    * U.S. government faces shutdown over budget impasse
    * Bond prices lower

    By Solarina Ho
    TORONTO, Sept 26 (Reuters) - The Canadian dollar held steady
against its U.S. counterpart on Thursday with the market focused
on upcoming economic data and the budget impasse in the U.S.
Congress that threatens a government shutdown next week and a
debt default.
    "The loonie is still driven by factors outside of Canada,"
said Rahim Madhavji, president, Knightsbridge Foreign Exchange,
a commercial foreign exchange dealing firm.
    "In the short term, the secondary risk, which is starting to
creep up, and really shouldn't be a factor, is the whole debt
ceiling issue."
    The Congress, struggling to avert a government shutdown next
week, was warned by the Obama administration on Wednesday that
the Treasury was quickly running out of funds to pay government
bills and could soon face a damaging debt default.
    The Canadian dollar finished its North American
session at C$1.0313, or 96.96 U.S. cents, exactly where it stood
at Wednesday's North American close. It was outperforming most
of its main currency counterparts.
    "Most currency markets are feeling very quiet as players
reposition themselves and begin to shift into data-watching
mode," said Camilla Sutton, chief currency strategist at
Scotiabank, noting that the most important of the upcoming data
will be U.S. employment figures a week from this Friday.

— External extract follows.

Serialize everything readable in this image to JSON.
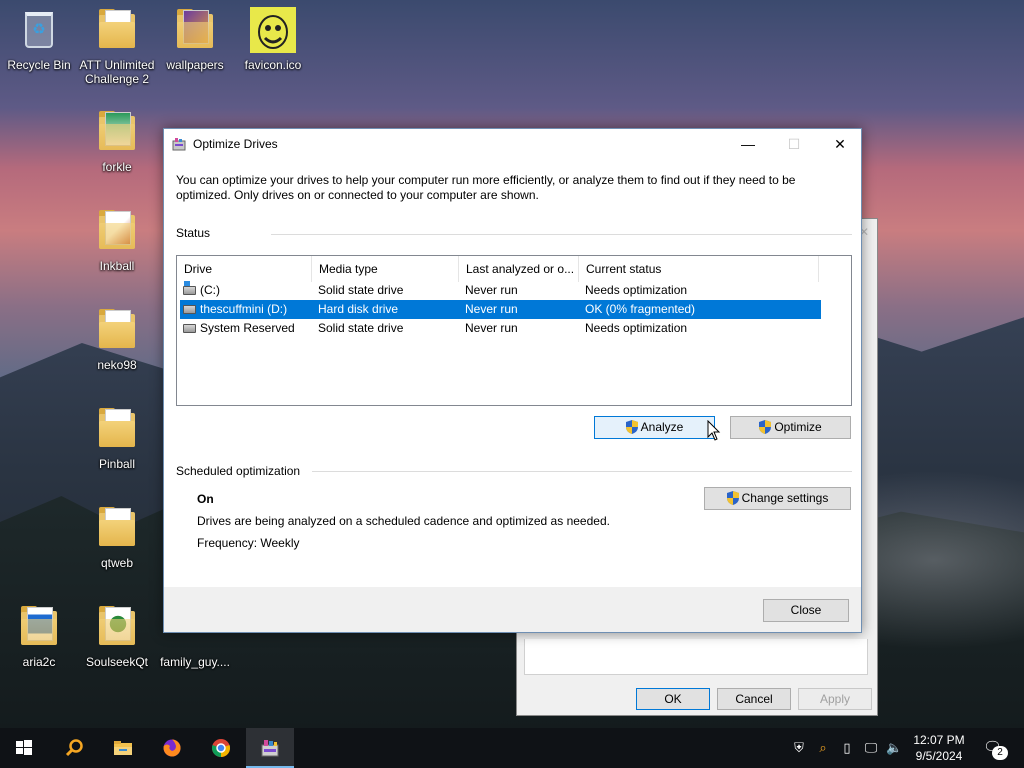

    The budget impasse shifted some investor attention away from
the U.S. Federal Reserve's surprising decision last week not to
scale back its massive bond purchases just yet.

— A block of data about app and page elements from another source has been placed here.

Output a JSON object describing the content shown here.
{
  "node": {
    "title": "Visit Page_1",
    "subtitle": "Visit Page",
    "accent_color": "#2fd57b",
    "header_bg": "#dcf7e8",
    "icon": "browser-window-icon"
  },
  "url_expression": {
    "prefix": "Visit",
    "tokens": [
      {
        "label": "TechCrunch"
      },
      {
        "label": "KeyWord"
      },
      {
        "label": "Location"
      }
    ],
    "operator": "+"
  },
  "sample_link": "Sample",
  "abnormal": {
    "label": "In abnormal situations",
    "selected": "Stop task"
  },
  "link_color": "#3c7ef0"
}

    The U.S. dollar gained broadly against a basket of
currencies on Thursday, recouping losses from the
previous session, after stronger-than-expected U.S. weekly
jobless claims data favored the view that the Fed will start

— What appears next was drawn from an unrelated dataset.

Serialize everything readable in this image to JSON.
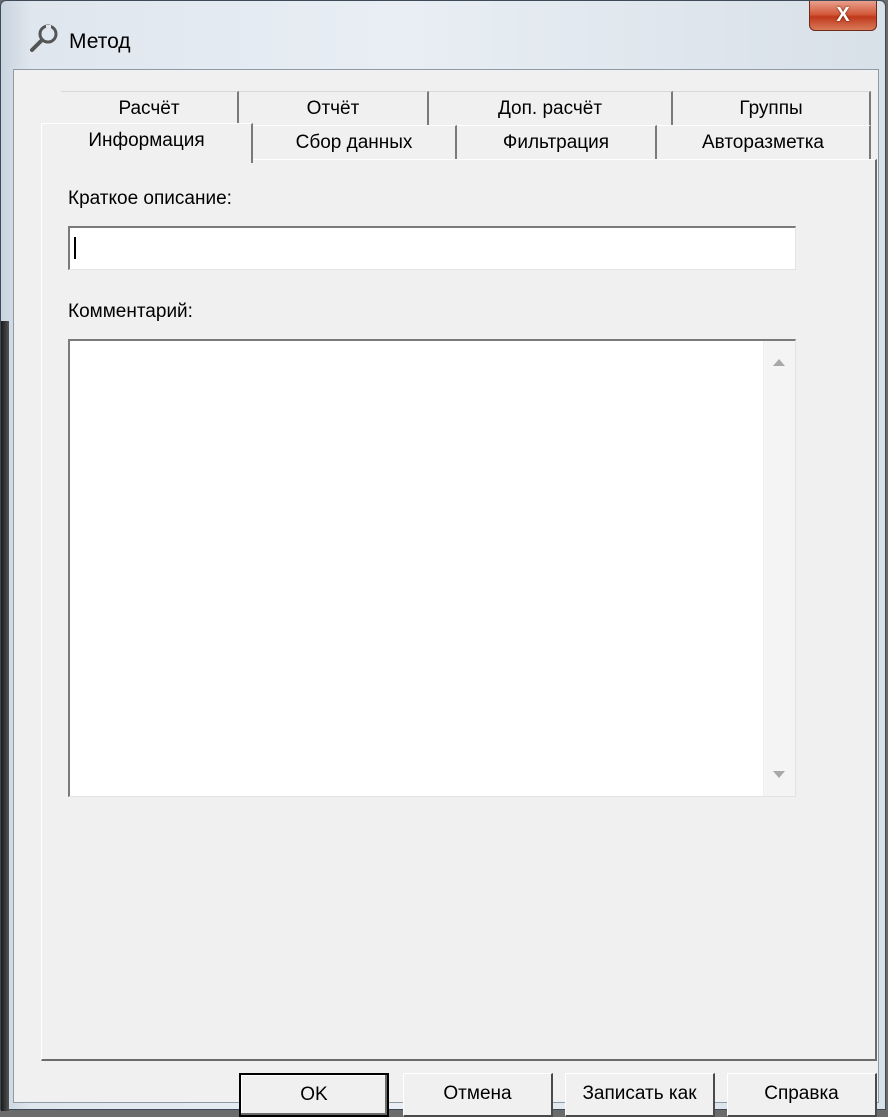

winding down is stimulus program this year. 
    "I think the loonie is at risk of having a pretty sharp
decline when the tapering timing formalizes itself," Madhavji
    Prices for Canadian government bonds were lower. The
two-year bond was off 1.7 Canadian cent to yield
1.220 percent. The benchmark 10-year bond slipped 12
Canadian cents to yield 2.590 percent.